WHAT YOU WILL DO: Read through the data, and wherever a line holds the word "this", write that line out.

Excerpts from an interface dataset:
____

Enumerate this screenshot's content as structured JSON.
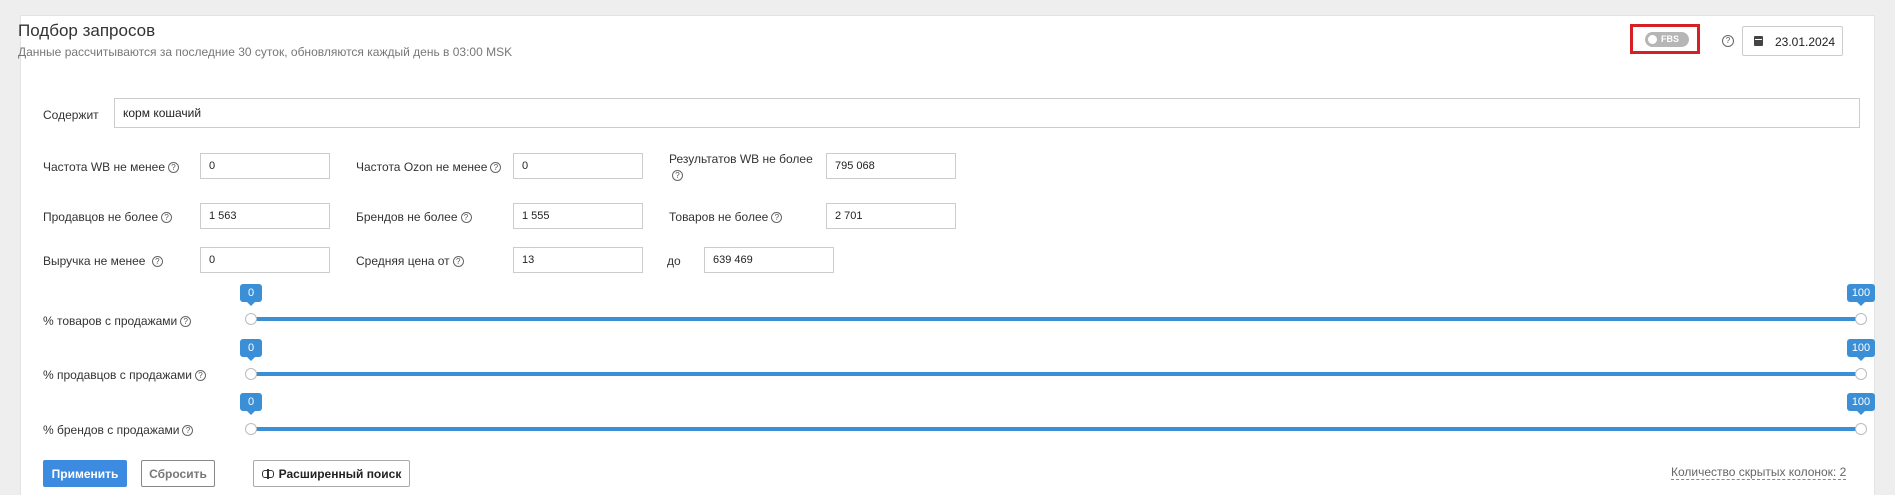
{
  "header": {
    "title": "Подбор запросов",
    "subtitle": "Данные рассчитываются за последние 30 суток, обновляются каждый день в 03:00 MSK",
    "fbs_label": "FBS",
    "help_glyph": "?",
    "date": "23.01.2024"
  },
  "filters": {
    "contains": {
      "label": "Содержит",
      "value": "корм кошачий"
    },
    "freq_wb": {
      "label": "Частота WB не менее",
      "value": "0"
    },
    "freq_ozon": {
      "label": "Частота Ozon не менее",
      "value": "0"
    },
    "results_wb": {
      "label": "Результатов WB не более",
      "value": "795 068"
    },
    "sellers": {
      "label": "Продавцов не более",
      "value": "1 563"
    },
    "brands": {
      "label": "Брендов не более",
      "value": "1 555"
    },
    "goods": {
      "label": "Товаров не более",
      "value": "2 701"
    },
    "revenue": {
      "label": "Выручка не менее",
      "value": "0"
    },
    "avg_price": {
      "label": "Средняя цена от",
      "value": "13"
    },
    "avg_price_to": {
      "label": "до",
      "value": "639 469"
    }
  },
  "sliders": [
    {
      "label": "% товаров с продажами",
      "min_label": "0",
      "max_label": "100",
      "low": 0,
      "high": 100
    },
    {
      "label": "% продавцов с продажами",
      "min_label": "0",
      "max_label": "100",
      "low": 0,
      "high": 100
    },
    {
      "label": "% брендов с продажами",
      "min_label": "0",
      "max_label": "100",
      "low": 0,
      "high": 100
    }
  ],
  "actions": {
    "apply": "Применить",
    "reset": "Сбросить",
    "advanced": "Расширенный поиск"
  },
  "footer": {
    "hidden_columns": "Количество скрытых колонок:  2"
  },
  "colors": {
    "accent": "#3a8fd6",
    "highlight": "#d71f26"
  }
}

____

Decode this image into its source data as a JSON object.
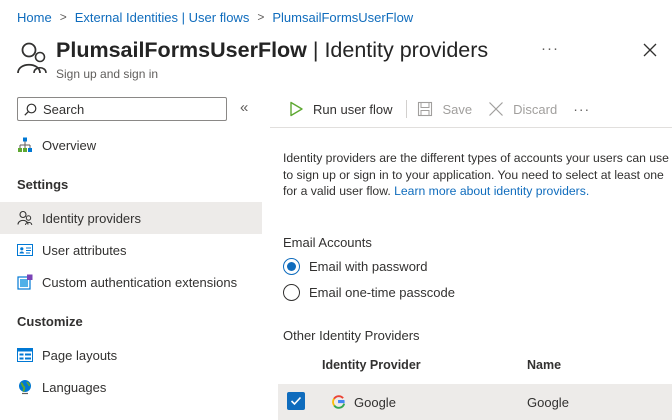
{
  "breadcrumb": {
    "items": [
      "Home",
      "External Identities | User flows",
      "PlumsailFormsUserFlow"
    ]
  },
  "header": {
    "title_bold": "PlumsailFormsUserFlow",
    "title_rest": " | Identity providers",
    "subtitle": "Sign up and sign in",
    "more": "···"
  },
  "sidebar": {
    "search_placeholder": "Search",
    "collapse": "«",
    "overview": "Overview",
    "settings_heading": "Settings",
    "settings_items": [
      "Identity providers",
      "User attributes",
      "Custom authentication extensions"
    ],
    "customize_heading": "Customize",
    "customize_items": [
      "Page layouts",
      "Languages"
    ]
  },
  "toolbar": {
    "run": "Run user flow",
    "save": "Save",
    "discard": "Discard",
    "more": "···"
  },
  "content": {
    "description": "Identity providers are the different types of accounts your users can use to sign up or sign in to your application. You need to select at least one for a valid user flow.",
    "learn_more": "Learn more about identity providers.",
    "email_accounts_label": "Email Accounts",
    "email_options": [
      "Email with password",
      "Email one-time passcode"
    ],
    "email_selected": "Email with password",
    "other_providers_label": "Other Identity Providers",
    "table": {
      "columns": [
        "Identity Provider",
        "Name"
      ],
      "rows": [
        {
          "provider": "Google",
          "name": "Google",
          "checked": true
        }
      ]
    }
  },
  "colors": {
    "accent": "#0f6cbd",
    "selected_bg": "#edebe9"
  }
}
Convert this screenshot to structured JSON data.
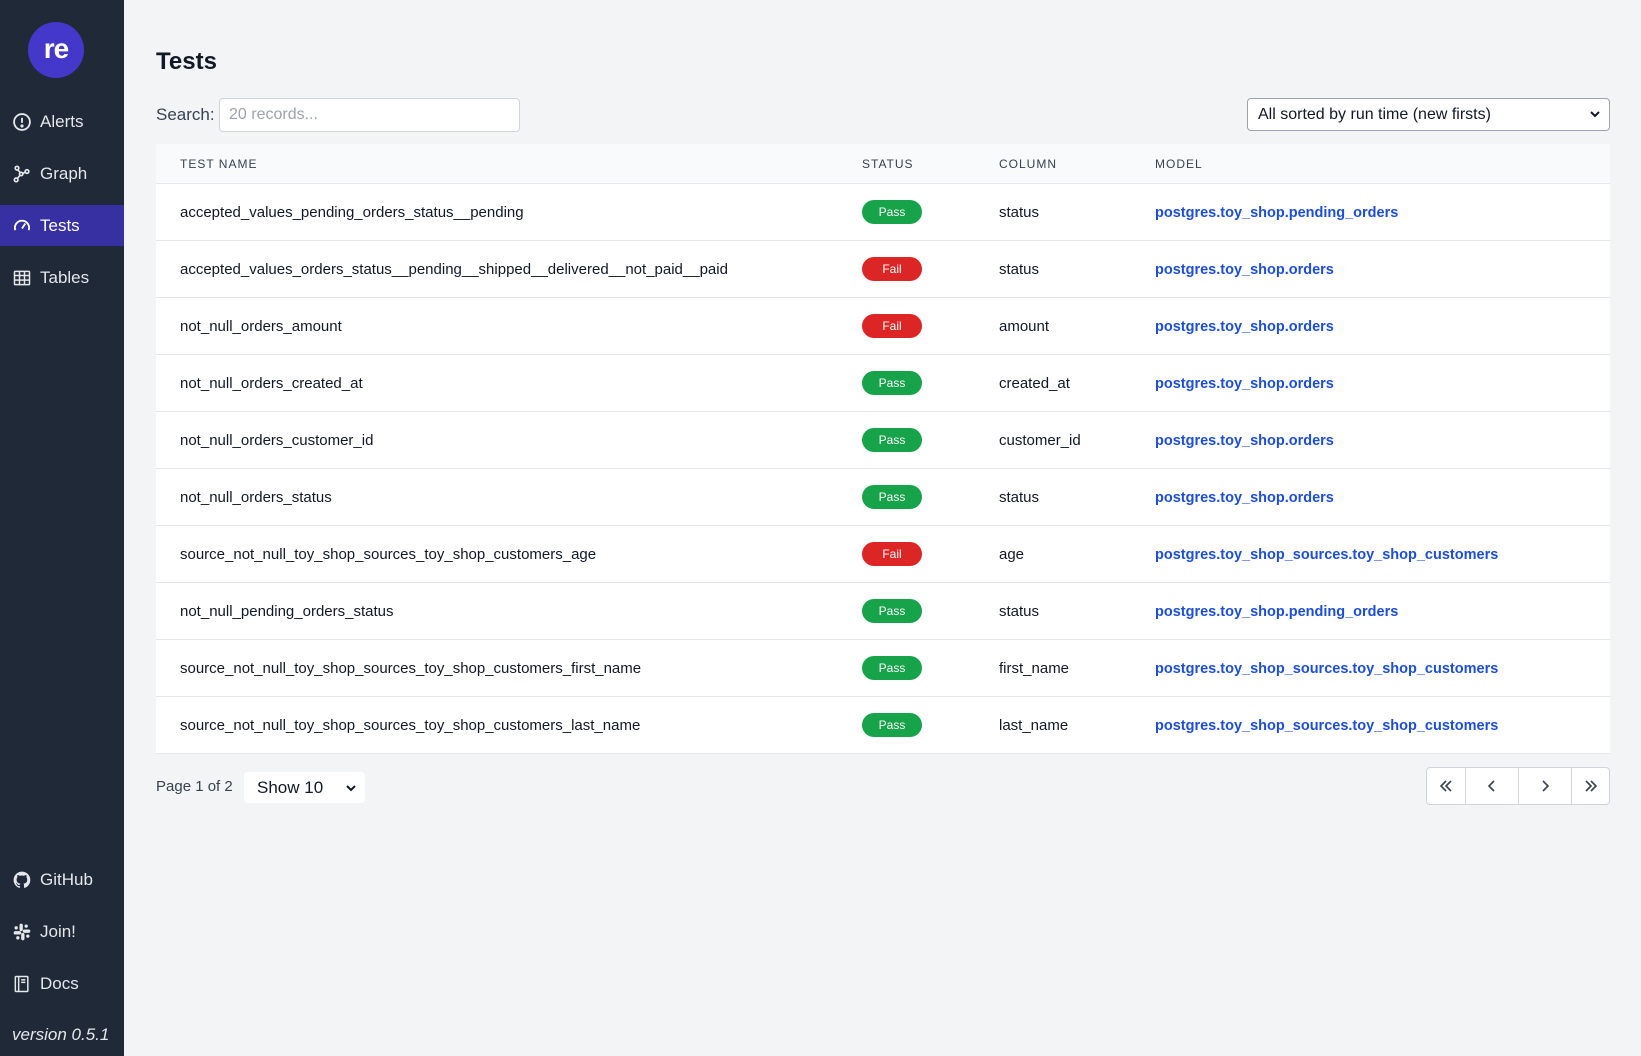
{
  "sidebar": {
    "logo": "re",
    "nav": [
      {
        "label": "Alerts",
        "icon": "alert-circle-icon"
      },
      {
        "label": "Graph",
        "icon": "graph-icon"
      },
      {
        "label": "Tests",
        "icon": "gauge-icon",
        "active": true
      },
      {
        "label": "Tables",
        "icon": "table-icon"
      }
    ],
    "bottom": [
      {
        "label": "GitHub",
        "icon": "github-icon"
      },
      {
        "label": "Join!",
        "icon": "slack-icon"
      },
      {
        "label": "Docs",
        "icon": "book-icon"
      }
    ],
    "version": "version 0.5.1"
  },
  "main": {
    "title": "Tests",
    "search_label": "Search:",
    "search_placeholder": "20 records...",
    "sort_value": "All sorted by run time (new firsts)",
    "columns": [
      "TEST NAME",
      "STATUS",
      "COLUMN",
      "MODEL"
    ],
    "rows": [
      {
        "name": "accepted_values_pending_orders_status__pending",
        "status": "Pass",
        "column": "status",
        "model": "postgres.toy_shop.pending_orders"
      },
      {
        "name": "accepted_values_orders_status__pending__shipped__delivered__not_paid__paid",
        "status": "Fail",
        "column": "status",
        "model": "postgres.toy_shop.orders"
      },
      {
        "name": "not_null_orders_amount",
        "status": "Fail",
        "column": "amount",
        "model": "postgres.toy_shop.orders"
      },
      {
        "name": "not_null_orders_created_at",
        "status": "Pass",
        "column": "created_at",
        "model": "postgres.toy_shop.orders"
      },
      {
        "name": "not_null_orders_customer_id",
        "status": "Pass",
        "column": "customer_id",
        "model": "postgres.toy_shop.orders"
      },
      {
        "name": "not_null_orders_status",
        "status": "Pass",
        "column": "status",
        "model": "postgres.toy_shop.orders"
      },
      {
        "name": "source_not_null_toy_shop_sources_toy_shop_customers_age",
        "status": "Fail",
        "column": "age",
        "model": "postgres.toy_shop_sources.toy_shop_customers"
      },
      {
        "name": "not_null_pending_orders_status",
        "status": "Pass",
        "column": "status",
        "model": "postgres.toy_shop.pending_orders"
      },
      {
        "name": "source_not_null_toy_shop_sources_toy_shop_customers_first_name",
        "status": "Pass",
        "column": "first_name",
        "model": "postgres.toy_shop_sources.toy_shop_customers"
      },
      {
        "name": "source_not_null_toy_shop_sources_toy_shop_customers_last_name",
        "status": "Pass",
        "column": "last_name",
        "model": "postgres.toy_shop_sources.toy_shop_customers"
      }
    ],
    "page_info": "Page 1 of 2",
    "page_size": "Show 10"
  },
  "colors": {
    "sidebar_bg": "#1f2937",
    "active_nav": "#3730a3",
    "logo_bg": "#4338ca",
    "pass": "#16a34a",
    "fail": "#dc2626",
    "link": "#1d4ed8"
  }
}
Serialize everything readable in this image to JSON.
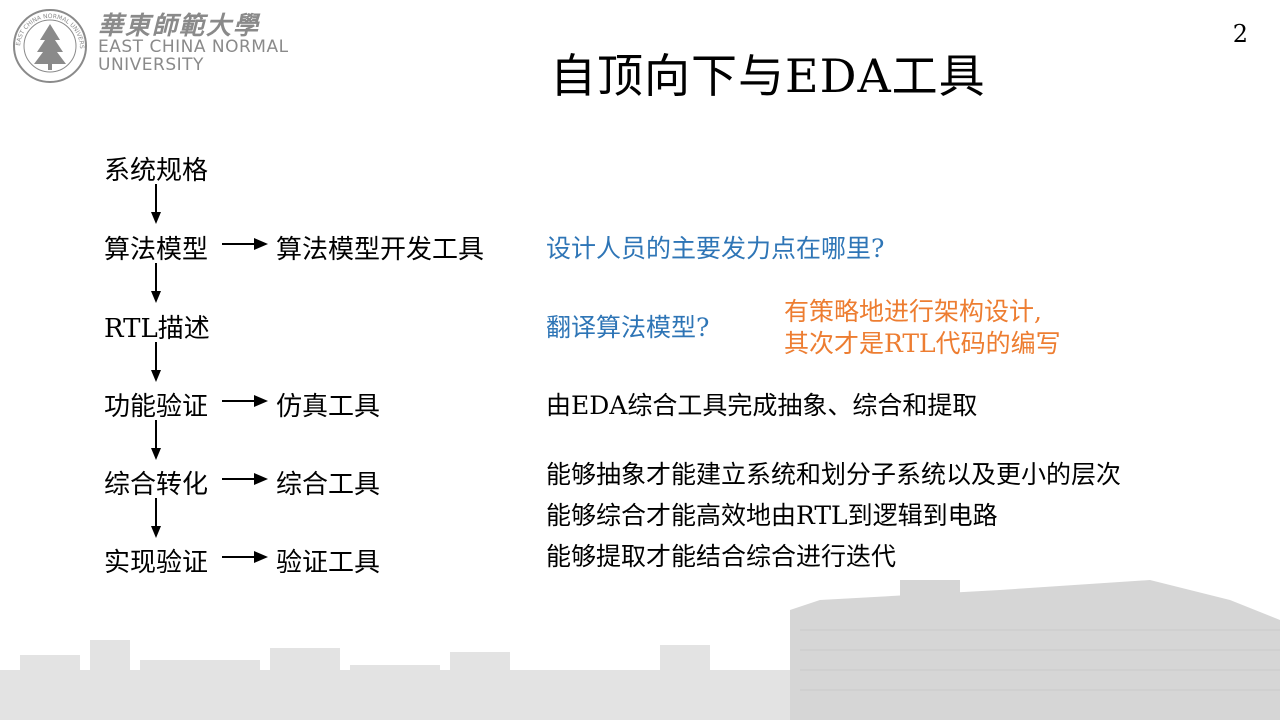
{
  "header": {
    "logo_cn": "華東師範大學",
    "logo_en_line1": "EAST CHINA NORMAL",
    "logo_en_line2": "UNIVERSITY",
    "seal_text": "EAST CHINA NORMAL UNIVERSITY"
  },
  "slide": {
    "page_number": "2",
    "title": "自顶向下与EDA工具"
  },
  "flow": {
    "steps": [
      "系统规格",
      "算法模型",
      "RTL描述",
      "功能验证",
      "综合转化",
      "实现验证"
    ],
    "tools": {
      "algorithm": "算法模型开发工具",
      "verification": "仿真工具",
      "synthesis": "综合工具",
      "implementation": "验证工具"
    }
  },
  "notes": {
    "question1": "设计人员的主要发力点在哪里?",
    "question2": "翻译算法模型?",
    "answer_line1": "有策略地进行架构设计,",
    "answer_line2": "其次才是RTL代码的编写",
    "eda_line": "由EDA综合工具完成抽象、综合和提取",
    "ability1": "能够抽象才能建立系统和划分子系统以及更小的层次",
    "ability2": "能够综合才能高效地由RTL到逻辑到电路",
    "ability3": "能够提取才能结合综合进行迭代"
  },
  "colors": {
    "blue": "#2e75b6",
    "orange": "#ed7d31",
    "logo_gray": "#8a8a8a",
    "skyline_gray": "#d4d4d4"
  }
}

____

YOUR RESPONSE:
Enumerate this screenshot's content as structured JSON.
Decode this image into its source data as a JSON object.
Convert this screenshot to structured JSON data.
Serialize everything readable in this image to JSON.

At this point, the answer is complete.